Your output should be each line from the material below that has the word "label".

#### Supplied data

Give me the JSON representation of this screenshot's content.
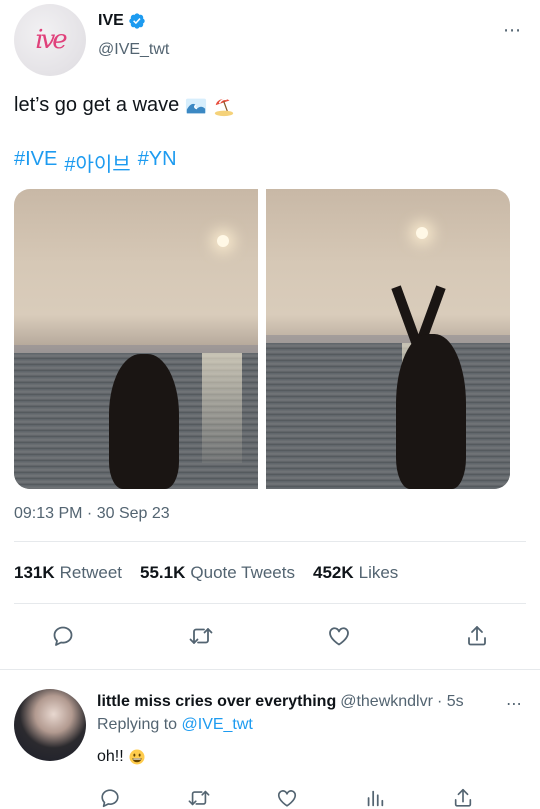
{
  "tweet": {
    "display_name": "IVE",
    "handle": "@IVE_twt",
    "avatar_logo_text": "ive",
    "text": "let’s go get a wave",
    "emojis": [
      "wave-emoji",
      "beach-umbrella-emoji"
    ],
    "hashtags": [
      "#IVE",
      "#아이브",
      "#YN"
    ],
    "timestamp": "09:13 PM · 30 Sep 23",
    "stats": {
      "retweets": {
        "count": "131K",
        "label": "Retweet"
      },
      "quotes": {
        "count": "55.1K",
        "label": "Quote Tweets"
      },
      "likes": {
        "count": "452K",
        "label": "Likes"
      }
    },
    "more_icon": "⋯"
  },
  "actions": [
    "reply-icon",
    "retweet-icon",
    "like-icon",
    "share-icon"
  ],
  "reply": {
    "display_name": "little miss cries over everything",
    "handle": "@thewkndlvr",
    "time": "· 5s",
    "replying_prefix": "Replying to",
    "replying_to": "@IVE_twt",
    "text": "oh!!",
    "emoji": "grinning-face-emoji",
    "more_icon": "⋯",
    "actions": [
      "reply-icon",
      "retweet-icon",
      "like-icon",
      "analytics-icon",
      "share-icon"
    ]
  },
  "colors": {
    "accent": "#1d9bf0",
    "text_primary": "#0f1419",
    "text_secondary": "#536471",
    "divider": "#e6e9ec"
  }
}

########
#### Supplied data

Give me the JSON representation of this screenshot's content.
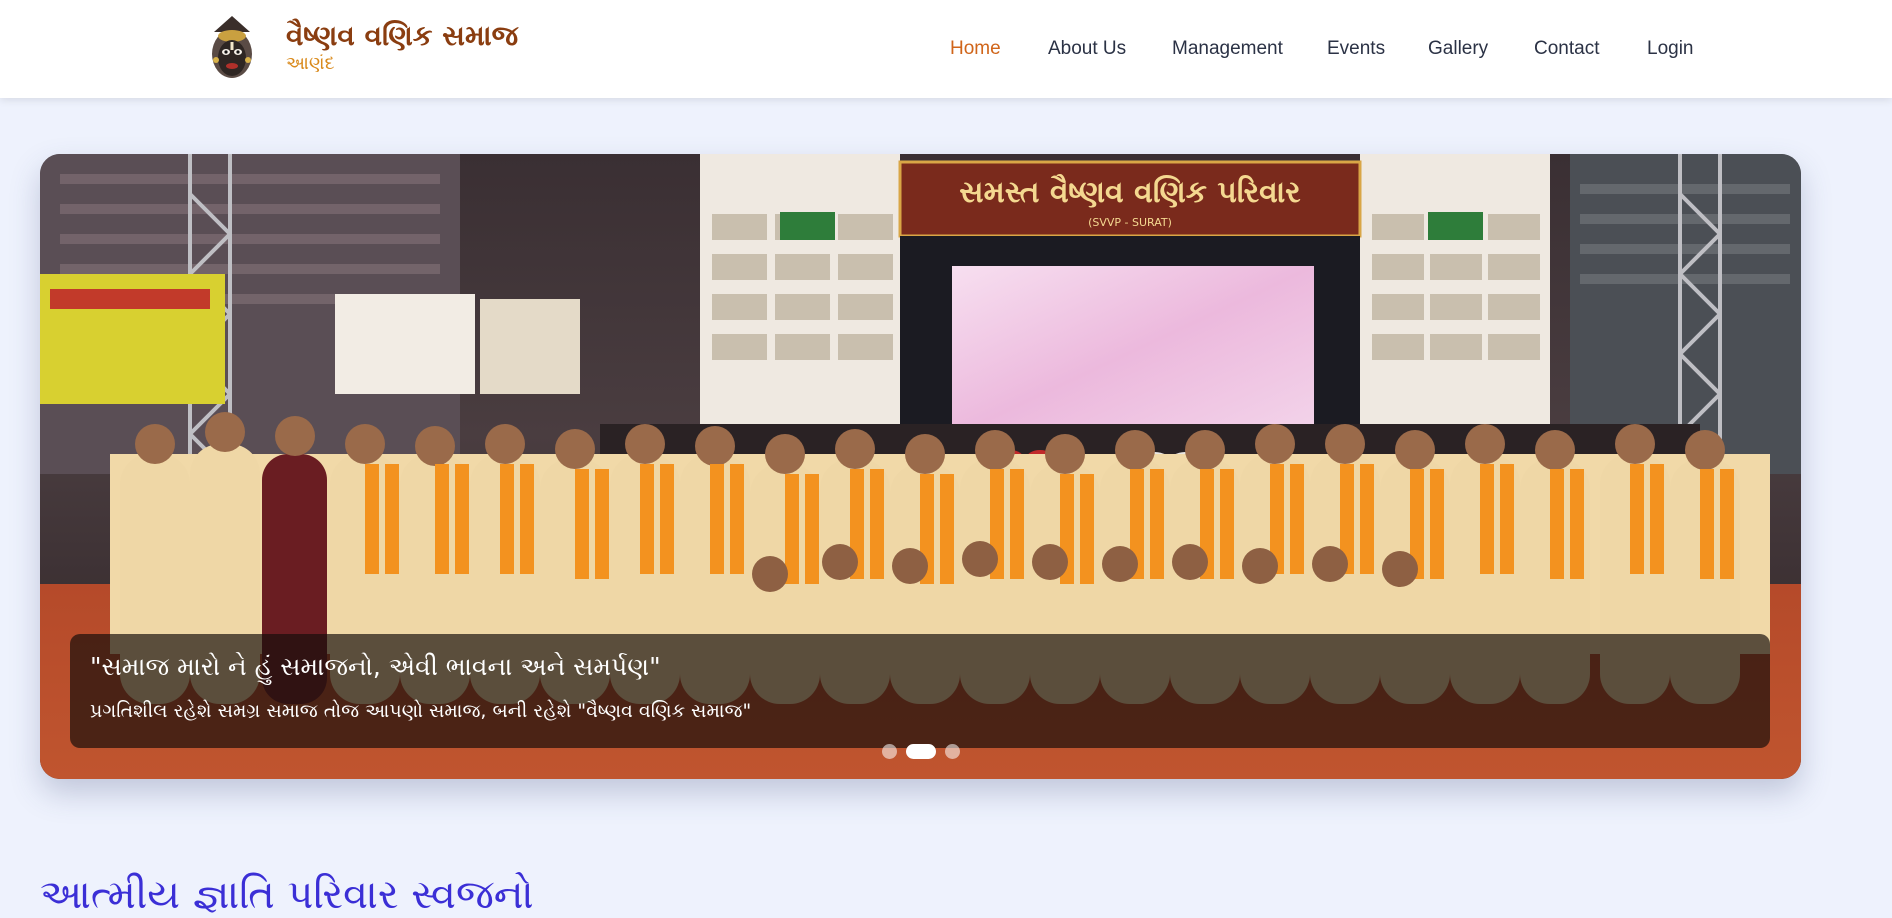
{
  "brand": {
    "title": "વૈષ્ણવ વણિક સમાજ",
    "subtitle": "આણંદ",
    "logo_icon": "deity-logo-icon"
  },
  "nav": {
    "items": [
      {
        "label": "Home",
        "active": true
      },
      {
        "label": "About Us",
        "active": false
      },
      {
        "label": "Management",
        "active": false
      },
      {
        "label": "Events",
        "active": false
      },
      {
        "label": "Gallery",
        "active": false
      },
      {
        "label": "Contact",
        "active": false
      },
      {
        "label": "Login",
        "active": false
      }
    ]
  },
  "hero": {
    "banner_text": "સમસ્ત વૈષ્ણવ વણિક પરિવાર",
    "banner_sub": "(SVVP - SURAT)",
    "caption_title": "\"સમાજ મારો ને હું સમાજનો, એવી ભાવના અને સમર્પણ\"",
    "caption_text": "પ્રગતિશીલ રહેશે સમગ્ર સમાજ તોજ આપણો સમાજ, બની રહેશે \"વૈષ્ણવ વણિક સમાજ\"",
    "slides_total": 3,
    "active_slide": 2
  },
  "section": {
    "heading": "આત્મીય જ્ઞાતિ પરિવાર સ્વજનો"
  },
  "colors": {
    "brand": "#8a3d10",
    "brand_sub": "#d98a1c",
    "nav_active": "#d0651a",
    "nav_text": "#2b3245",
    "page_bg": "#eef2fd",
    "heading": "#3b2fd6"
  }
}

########

- Written response:
        "label": "Retweet"
        "label": "Quote Tweets"
        "label": "Likes"
        "label": "Home",
        "label": "About Us",
        "label": "Management",
        "label": "Events",
        "label": "Gallery",
        "label": "Contact",
        "label": "Login",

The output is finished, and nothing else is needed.